1: to weigh in the mind: APPRAISE
// pondered their chance of success
2: to think about: to reflect on
// pondered the events of the day
To think or consider especially quietly, soberly, and deeply”
Sometimes I ponder the squirrels running about our front yard, nervously watching for our cat as they hide their nuts for the coming winter. Other times I ponder how much I wish I had my pellet rifle for the one that keeps finding new ways into my attic…
Pondering and meditation are similar, but different – to me at least. Religion and recovery stress the value of meditation, but quite frankly, I suck at it. Meditation seems like too much work. Pondering flows more naturally. One of my favorite verses is found in the Gospel of Luke. He has recounted the birth of Jesus and says in 2:19, “But Mary treasured up all these things and pondered about them in her heart” (emphasis mine).
I get it. Hold what I treasure close. Pondering is a natural consequence. It just is…
Sometimes I ponder the important things in life – my wife, my family, my faith. Other times it’s often the inane. Both are beautiful. Both are necessary.

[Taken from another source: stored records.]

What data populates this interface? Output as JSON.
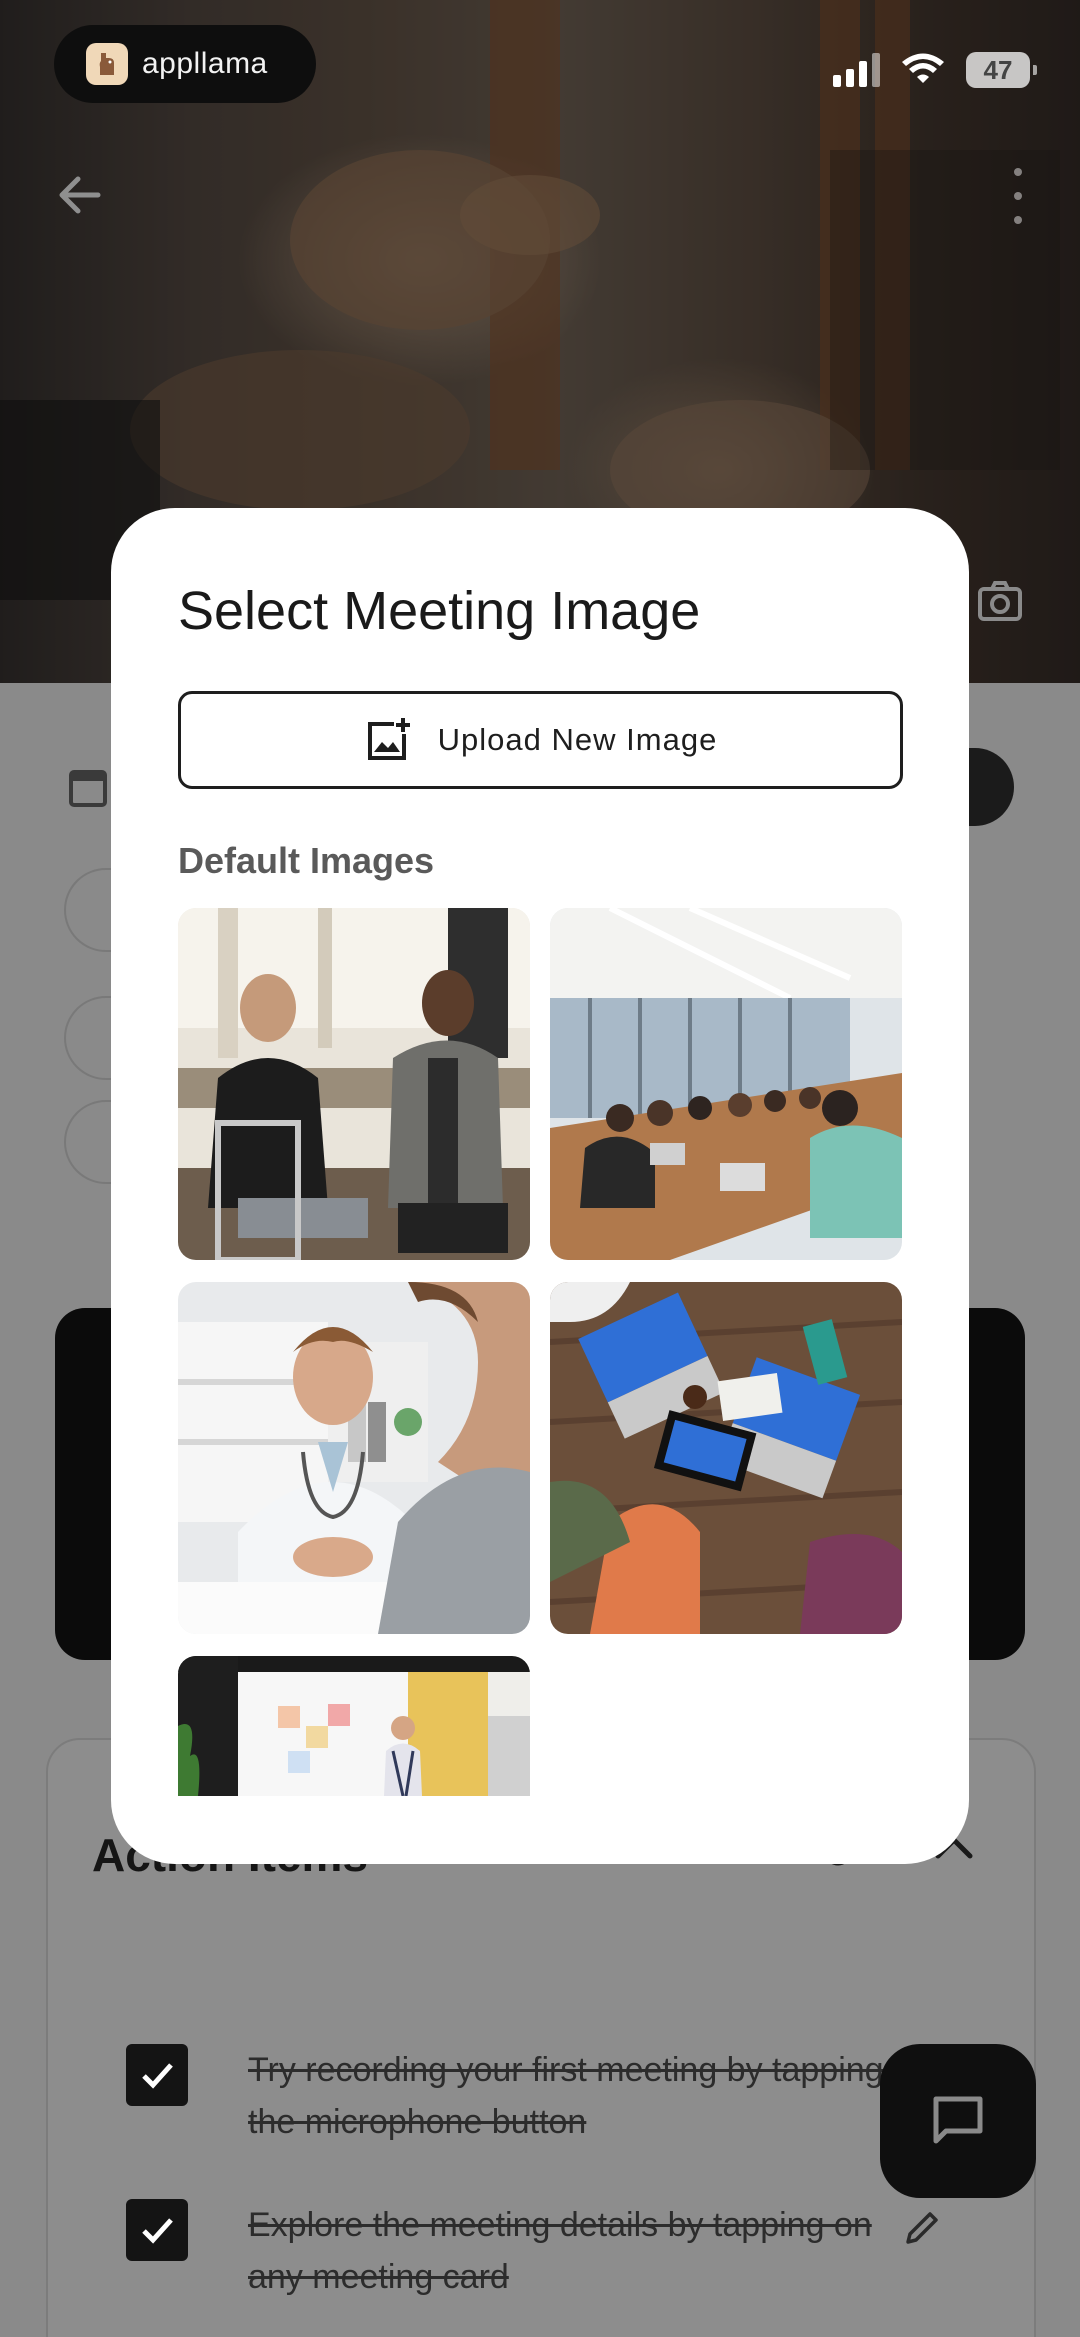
{
  "status_bar": {
    "brand": "appllama",
    "battery": "47"
  },
  "modal": {
    "title": "Select Meeting Image",
    "upload_label": "Upload New Image",
    "section_label": "Default Images",
    "images": [
      {
        "name": "two-people-casual-conversation"
      },
      {
        "name": "conference-room-meeting"
      },
      {
        "name": "doctor-patient-consultation"
      },
      {
        "name": "overhead-laptops-table"
      },
      {
        "name": "whiteboard-presentation"
      }
    ]
  },
  "background": {
    "action_items_title": "Action Items",
    "todos": [
      {
        "text": "Try recording your first meeting by tapping the microphone button",
        "done": true
      },
      {
        "text": "Explore the meeting details by tapping on any meeting card",
        "done": true
      }
    ]
  }
}
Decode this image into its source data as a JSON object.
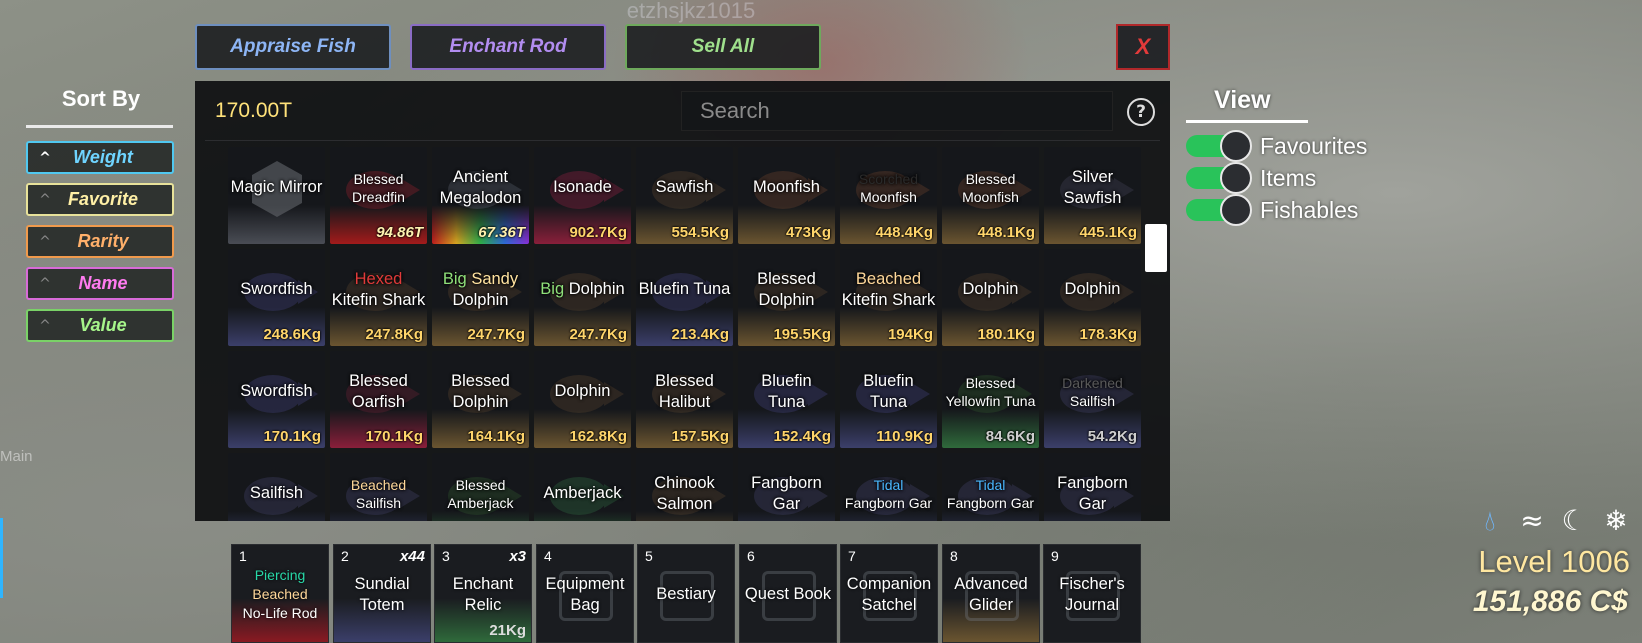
{
  "player": {
    "username": "etzhsjkz1015"
  },
  "top_buttons": [
    {
      "label": "Appraise Fish",
      "color": "#8db5f5",
      "border": "#6e8fbf"
    },
    {
      "label": "Enchant Rod",
      "color": "#b28df0",
      "border": "#8a6cc4"
    },
    {
      "label": "Sell All",
      "color": "#9fe08c",
      "border": "#6ea95c"
    }
  ],
  "close_button": {
    "label": "X"
  },
  "sort": {
    "title": "Sort By",
    "options": [
      {
        "label": "Weight",
        "color": "#6fd4ff",
        "border": "#50c8f0",
        "chevron": "^",
        "active": true
      },
      {
        "label": "Favorite",
        "color": "#fff0a6",
        "border": "#e8e29a",
        "chevron": "^"
      },
      {
        "label": "Rarity",
        "color": "#ffb06a",
        "border": "#f09a4c",
        "chevron": "^"
      },
      {
        "label": "Name",
        "color": "#ff7bf0",
        "border": "#d86bd8",
        "chevron": "^"
      },
      {
        "label": "Value",
        "color": "#a6f58a",
        "border": "#7ad267",
        "chevron": "^"
      }
    ]
  },
  "inventory": {
    "currency": "170.00T",
    "search_placeholder": "Search",
    "help": "?",
    "items": [
      {
        "name": "Magic Mirror",
        "weight": "",
        "icon": "hex",
        "tint": "#4a4d55"
      },
      {
        "mutation": "Blessed",
        "mutation_color": "#ffffff",
        "name": "Dreadfin",
        "weight": "94.86T",
        "weight_style": "ital",
        "small": true,
        "tint": "#a31b1b",
        "fish": "#7a1f2a"
      },
      {
        "mutation": "Ancient",
        "mutation_color": "#ffffff",
        "name": "Megalodon",
        "weight": "67.36T",
        "weight_style": "ital",
        "tint": "#3a52c8",
        "fish": "#4a4f5a",
        "rainbow": true
      },
      {
        "name": "Isonade",
        "weight": "902.7Kg",
        "tint": "#8a1f3a",
        "fish": "#7a1f3a"
      },
      {
        "name": "Sawfish",
        "weight": "554.5Kg",
        "tint": "#6b5530",
        "fish": "#4a3a2a"
      },
      {
        "name": "Moonfish",
        "weight": "473Kg",
        "tint": "#6b5530",
        "fish": "#5a3a2a"
      },
      {
        "mutation": "Scorched",
        "mutation_color": "#2a2a2a",
        "name": "Moonfish",
        "weight": "448.4Kg",
        "small": true,
        "tint": "#6b5530",
        "fish": "#5a3a2a"
      },
      {
        "mutation": "Blessed",
        "mutation_color": "#ffffff",
        "name": "Moonfish",
        "weight": "448.1Kg",
        "small": true,
        "tint": "#6b5530",
        "fish": "#5a3a2a"
      },
      {
        "mutation": "Silver",
        "mutation_color": "#ffffff",
        "name": "Sawfish",
        "weight": "445.1Kg",
        "tint": "#6b5530",
        "fish": "#3a3a4a"
      },
      {
        "name": "Swordfish",
        "weight": "248.6Kg",
        "tint": "#3b3f6a",
        "fish": "#3a3a6a"
      },
      {
        "mutation": "Hexed",
        "mutation_color": "#e03a3a",
        "name": "Kitefin Shark",
        "weight": "247.8Kg",
        "tint": "#6b5530",
        "fish": "#4a3a2a"
      },
      {
        "mutation": "Big Sandy",
        "mutation_color": "#8fe07a",
        "mutation2": "Sandy",
        "mutation2_color": "#ffe3a0",
        "name": "Dolphin",
        "weight": "247.7Kg",
        "tint": "#6b5530",
        "fish": "#4a3a2a"
      },
      {
        "inline_prefix": "Big",
        "inline_prefix_color": "#8fe07a",
        "name": "Dolphin",
        "weight": "247.7Kg",
        "tint": "#6b5530",
        "fish": "#4a3a2a"
      },
      {
        "name": "Bluefin Tuna",
        "weight": "213.4Kg",
        "tint": "#3b3f6a",
        "fish": "#3a3a6a"
      },
      {
        "mutation": "Blessed",
        "mutation_color": "#ffffff",
        "name": "Dolphin",
        "weight": "195.5Kg",
        "tint": "#6b5530",
        "fish": "#4a3a2a"
      },
      {
        "mutation": "Beached",
        "mutation_color": "#ffd89a",
        "name": "Kitefin Shark",
        "weight": "194Kg",
        "tint": "#6b5530",
        "fish": "#4a3a2a"
      },
      {
        "name": "Dolphin",
        "weight": "180.1Kg",
        "tint": "#6b5530",
        "fish": "#4a3a2a"
      },
      {
        "name": "Dolphin",
        "weight": "178.3Kg",
        "tint": "#6b5530",
        "fish": "#4a3a2a"
      },
      {
        "name": "Swordfish",
        "weight": "170.1Kg",
        "tint": "#3b3f6a",
        "fish": "#3a3a6a"
      },
      {
        "mutation": "Blessed",
        "mutation_color": "#ffffff",
        "name": "Oarfish",
        "weight": "170.1Kg",
        "tint": "#8a1f3a",
        "fish": "#5a2030"
      },
      {
        "mutation": "Blessed",
        "mutation_color": "#ffffff",
        "name": "Dolphin",
        "weight": "164.1Kg",
        "tint": "#6b5530",
        "fish": "#4a3a2a"
      },
      {
        "name": "Dolphin",
        "weight": "162.8Kg",
        "tint": "#6b5530",
        "fish": "#4a3a2a"
      },
      {
        "mutation": "Blessed",
        "mutation_color": "#ffffff",
        "name": "Halibut",
        "weight": "157.5Kg",
        "tint": "#6b5530",
        "fish": "#4a3a2a"
      },
      {
        "mutation": "Bluefin",
        "mutation_color": "#ffffff",
        "name": "Tuna",
        "weight": "152.4Kg",
        "tint": "#3b3f6a",
        "fish": "#3a3a6a"
      },
      {
        "mutation": "Bluefin",
        "mutation_color": "#ffffff",
        "name": "Tuna",
        "weight": "110.9Kg",
        "tint": "#3b3f6a",
        "fish": "#3a3a6a"
      },
      {
        "mutation": "Blessed",
        "mutation_color": "#ffffff",
        "name": "Yellowfin Tuna",
        "weight": "84.6Kg",
        "weight_style": "grey",
        "small": true,
        "tint": "#2f6a3b",
        "fish": "#2a4a2a"
      },
      {
        "mutation": "Darkened",
        "mutation_color": "#5a5a5a",
        "name": "Sailfish",
        "weight": "54.2Kg",
        "weight_style": "grey",
        "small": true,
        "tint": "#3b3f6a",
        "fish": "#3a3a5a"
      },
      {
        "name": "Sailfish",
        "weight": "",
        "tint": "#3b3f6a",
        "fish": "#3a3a5a"
      },
      {
        "mutation": "Beached",
        "mutation_color": "#ffd89a",
        "name": "Sailfish",
        "weight": "",
        "small": true,
        "tint": "#3b3f6a",
        "fish": "#3a3a5a"
      },
      {
        "mutation": "Blessed",
        "mutation_color": "#ffffff",
        "name": "Amberjack",
        "weight": "",
        "small": true,
        "tint": "#2f6a3b",
        "fish": "#2a4a2a"
      },
      {
        "name": "Amberjack",
        "weight": "",
        "tint": "#2f6a3b",
        "fish": "#2a5a3a"
      },
      {
        "mutation": "Chinook",
        "mutation_color": "#ffffff",
        "name": "Salmon",
        "weight": "",
        "tint": "#6b5530",
        "fish": "#4a3a2a"
      },
      {
        "mutation": "Fangborn",
        "mutation_color": "#ffffff",
        "name": "Gar",
        "weight": "",
        "tint": "#3b3f6a",
        "fish": "#3a3a5a"
      },
      {
        "mutation": "Tidal",
        "mutation_color": "#4ab8ff",
        "name": "Fangborn Gar",
        "weight": "",
        "small": true,
        "tint": "#3b3f6a",
        "fish": "#3a3a5a"
      },
      {
        "mutation": "Tidal",
        "mutation_color": "#4ab8ff",
        "name": "Fangborn Gar",
        "weight": "",
        "small": true,
        "tint": "#3b3f6a",
        "fish": "#3a3a5a"
      },
      {
        "mutation": "Fangborn",
        "mutation_color": "#ffffff",
        "name": "Gar",
        "weight": "",
        "tint": "#3b3f6a",
        "fish": "#3a3a5a"
      }
    ]
  },
  "view": {
    "title": "View",
    "toggles": [
      {
        "label": "Favourites",
        "on": true
      },
      {
        "label": "Items",
        "on": true
      },
      {
        "label": "Fishables",
        "on": true
      }
    ]
  },
  "hotbar": [
    {
      "num": "1",
      "lines": [
        {
          "text": "Piercing",
          "color": "#28d9a8"
        },
        {
          "text": "Beached",
          "color": "#ffd89a"
        },
        {
          "text": "No-Life Rod",
          "color": "#ffffff"
        }
      ],
      "small": true,
      "tint": "#8a1a22"
    },
    {
      "num": "2",
      "qty": "x44",
      "lines": [
        {
          "text": "Sundial",
          "color": "#ffffff"
        },
        {
          "text": "Totem",
          "color": "#ffffff"
        }
      ],
      "tint": "#3b3f6a"
    },
    {
      "num": "3",
      "qty": "x3",
      "sub": "21Kg",
      "lines": [
        {
          "text": "Enchant",
          "color": "#ffffff"
        },
        {
          "text": "Relic",
          "color": "#ffffff"
        }
      ],
      "tint": "#2f6a3b"
    },
    {
      "num": "4",
      "lines": [
        {
          "text": "Equipment",
          "color": "#ffffff"
        },
        {
          "text": "Bag",
          "color": "#ffffff"
        }
      ],
      "tint": "#1a1c20"
    },
    {
      "num": "5",
      "lines": [
        {
          "text": "Bestiary",
          "color": "#ffffff"
        }
      ],
      "tint": "#1a1c20"
    },
    {
      "num": "6",
      "lines": [
        {
          "text": "Quest Book",
          "color": "#ffffff"
        }
      ],
      "tint": "#1a1c20"
    },
    {
      "num": "7",
      "lines": [
        {
          "text": "Companion",
          "color": "#ffffff"
        },
        {
          "text": "Satchel",
          "color": "#ffffff"
        }
      ],
      "tint": "#1a1c20"
    },
    {
      "num": "8",
      "lines": [
        {
          "text": "Advanced",
          "color": "#ffffff"
        },
        {
          "text": "Glider",
          "color": "#ffffff"
        }
      ],
      "tint": "#6b5530"
    },
    {
      "num": "9",
      "lines": [
        {
          "text": "Fischer's",
          "color": "#ffffff"
        },
        {
          "text": "Journal",
          "color": "#ffffff"
        }
      ],
      "tint": "#1a1c20"
    }
  ],
  "status": {
    "icons": [
      "water-drop-icon",
      "wind-icon",
      "moon-icon",
      "snowflake-icon"
    ],
    "level": "Level 1006",
    "money": "151,886 C$"
  },
  "background_label": "Main"
}
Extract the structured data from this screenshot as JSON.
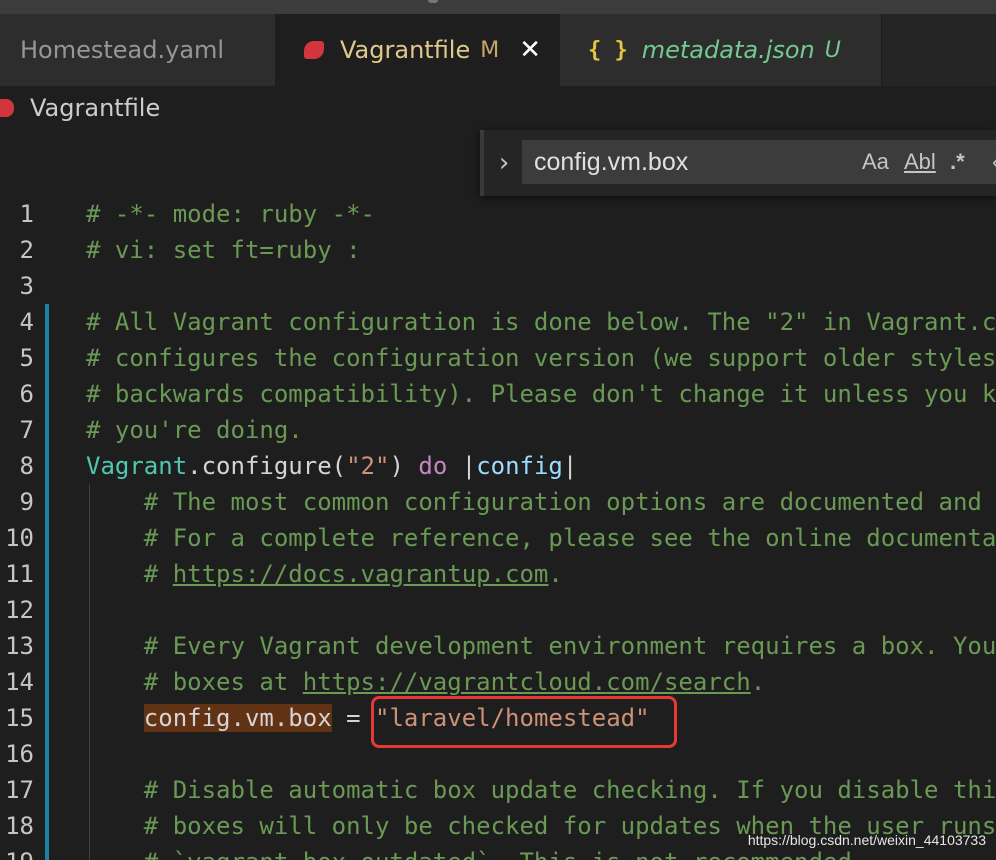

I am thankful for my friends who allow me to ponder and write about those things here. I don’t always stop to tell you how much I appreciate you all. It’s not that I have anything terribly important to say. It’s that you allow me to share what is – “quietly, soberly, and deeply” – even when it may only make sense to me. You provide me the space to toss into the world my thoughts and do so without judgement. Sometimes I just need to see things in black and white, but mostly I need to hear myself say them. Thank you for that opportunity.